-- INFORMATION SUPPLIED --
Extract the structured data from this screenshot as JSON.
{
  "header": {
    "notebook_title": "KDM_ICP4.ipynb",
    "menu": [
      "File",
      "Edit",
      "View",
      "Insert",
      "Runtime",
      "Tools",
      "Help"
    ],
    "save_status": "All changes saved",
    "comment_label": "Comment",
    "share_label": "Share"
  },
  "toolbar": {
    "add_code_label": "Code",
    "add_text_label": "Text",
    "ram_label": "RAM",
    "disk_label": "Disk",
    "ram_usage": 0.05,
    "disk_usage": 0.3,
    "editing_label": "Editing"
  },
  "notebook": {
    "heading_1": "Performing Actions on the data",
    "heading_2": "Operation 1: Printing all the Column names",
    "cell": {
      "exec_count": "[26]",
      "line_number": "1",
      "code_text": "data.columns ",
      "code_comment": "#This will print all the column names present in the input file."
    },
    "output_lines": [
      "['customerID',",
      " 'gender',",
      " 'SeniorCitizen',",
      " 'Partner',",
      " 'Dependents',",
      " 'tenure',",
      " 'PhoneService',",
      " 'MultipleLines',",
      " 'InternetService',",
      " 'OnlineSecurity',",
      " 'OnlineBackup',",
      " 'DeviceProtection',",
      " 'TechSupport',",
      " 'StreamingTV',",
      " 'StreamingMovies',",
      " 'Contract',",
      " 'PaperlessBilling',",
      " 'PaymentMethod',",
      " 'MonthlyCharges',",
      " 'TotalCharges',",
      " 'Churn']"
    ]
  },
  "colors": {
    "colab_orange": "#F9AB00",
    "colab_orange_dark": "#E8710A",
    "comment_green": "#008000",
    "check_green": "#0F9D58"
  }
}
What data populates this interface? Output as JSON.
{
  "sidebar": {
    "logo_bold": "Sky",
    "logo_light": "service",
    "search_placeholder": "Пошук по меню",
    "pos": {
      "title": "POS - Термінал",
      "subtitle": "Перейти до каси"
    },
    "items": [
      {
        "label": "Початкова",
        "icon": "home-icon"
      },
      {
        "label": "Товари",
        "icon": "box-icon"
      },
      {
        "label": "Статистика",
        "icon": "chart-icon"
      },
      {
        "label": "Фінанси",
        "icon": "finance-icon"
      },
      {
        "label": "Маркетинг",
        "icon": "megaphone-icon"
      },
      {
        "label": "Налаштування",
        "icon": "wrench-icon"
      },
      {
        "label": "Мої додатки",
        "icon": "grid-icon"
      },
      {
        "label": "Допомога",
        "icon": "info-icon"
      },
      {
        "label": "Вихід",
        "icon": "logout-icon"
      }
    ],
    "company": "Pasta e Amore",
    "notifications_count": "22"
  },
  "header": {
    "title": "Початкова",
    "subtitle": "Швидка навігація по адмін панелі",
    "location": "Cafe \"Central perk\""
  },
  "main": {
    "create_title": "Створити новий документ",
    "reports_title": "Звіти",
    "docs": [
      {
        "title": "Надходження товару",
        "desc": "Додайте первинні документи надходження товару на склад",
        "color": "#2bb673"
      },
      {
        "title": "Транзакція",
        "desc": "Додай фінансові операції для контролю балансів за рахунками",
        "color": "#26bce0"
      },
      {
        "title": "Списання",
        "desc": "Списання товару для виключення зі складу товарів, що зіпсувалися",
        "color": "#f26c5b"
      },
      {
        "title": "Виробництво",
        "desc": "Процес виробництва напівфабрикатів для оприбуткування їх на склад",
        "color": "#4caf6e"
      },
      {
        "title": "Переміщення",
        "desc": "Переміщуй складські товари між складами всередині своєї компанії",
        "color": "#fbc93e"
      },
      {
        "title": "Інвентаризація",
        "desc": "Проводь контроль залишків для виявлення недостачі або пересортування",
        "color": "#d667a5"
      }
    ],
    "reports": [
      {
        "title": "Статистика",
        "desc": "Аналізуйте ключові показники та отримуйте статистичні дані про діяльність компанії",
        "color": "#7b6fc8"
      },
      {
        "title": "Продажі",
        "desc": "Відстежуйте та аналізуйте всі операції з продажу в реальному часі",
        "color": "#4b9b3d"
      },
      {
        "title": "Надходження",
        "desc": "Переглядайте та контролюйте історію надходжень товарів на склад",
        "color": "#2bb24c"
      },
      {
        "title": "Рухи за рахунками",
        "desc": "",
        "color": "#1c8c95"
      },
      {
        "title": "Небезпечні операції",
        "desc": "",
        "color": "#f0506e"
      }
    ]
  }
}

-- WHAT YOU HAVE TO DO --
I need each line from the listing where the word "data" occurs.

-- RESPONSE TO THE EXERCISE --
Extract the structured data from this screenshot as JSON.
    "heading_1": "Performing Actions on the data",
      "code_text": "data.columns ",
What data populates this interface? Output as JSON.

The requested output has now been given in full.